• _Activity_
Send back every line of the data exactly.

• _Supplied material_
# # # #

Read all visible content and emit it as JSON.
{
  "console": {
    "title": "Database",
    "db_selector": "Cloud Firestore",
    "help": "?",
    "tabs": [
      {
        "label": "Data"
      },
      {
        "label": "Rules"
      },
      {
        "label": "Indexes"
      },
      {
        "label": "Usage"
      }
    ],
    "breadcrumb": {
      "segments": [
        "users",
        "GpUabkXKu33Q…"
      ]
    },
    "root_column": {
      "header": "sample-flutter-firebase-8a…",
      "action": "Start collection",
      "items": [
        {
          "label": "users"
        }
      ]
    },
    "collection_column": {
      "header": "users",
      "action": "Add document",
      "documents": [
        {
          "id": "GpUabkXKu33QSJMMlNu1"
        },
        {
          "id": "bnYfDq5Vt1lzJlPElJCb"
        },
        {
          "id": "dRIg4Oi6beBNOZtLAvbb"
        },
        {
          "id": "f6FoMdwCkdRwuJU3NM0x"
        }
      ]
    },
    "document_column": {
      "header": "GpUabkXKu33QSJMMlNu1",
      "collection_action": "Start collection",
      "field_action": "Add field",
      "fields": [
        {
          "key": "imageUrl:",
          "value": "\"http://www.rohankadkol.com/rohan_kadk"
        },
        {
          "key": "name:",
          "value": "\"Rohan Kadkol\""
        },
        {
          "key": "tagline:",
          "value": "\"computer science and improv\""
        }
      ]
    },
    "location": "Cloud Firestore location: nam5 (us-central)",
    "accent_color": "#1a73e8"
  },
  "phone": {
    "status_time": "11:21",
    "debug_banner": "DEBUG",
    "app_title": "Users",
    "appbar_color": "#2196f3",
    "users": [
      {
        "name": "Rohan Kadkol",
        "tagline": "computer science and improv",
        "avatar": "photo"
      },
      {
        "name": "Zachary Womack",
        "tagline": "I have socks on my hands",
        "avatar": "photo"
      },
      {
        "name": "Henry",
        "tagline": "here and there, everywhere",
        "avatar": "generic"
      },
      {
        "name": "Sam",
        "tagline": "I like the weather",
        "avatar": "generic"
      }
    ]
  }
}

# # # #

• _Expected answer_
Read all visible content and emit it as JSON.
{
  "console": {
    "title": "Database",
    "db_selector": "Cloud Firestore",
    "help": "?",
    "tabs": [
      {
        "label": "Data"
      },
      {
        "label": "Rules"
      },
      {
        "label": "Indexes"
      },
      {
        "label": "Usage"
      }
    ],
    "breadcrumb": {
      "segments": [
        "users",
        "GpUabkXKu33Q…"
      ]
    },
    "root_column": {
      "header": "sample-flutter-firebase-8a…",
      "action": "Start collection",
      "items": [
        {
          "label": "users"
        }
      ]
    },
    "collection_column": {
      "header": "users",
      "action": "Add document",
      "documents": [
        {
          "id": "GpUabkXKu33QSJMMlNu1"
        },
        {
          "id": "bnYfDq5Vt1lzJlPElJCb"
        },
        {
          "id": "dRIg4Oi6beBNOZtLAvbb"
        },
        {
          "id": "f6FoMdwCkdRwuJU3NM0x"
        }
      ]
    },
    "document_column": {
      "header": "GpUabkXKu33QSJMMlNu1",
      "collection_action": "Start collection",
      "field_action": "Add field",
      "fields": [
        {
          "key": "imageUrl:",
          "value": "\"http://www.rohankadkol.com/rohan_kadk"
        },
        {
          "key": "name:",
          "value": "\"Rohan Kadkol\""
        },
        {
          "key": "tagline:",
          "value": "\"computer science and improv\""
        }
      ]
    },
    "location": "Cloud Firestore location: nam5 (us-central)",
    "accent_color": "#1a73e8"
  },
  "phone": {
    "status_time": "11:21",
    "debug_banner": "DEBUG",
    "app_title": "Users",
    "appbar_color": "#2196f3",
    "users": [
      {
        "name": "Rohan Kadkol",
        "tagline": "computer science and improv",
        "avatar": "photo"
      },
      {
        "name": "Zachary Womack",
        "tagline": "I have socks on my hands",
        "avatar": "photo"
      },
      {
        "name": "Henry",
        "tagline": "here and there, everywhere",
        "avatar": "generic"
      },
      {
        "name": "Sam",
        "tagline": "I like the weather",
        "avatar": "generic"
      }
    ]
  }
}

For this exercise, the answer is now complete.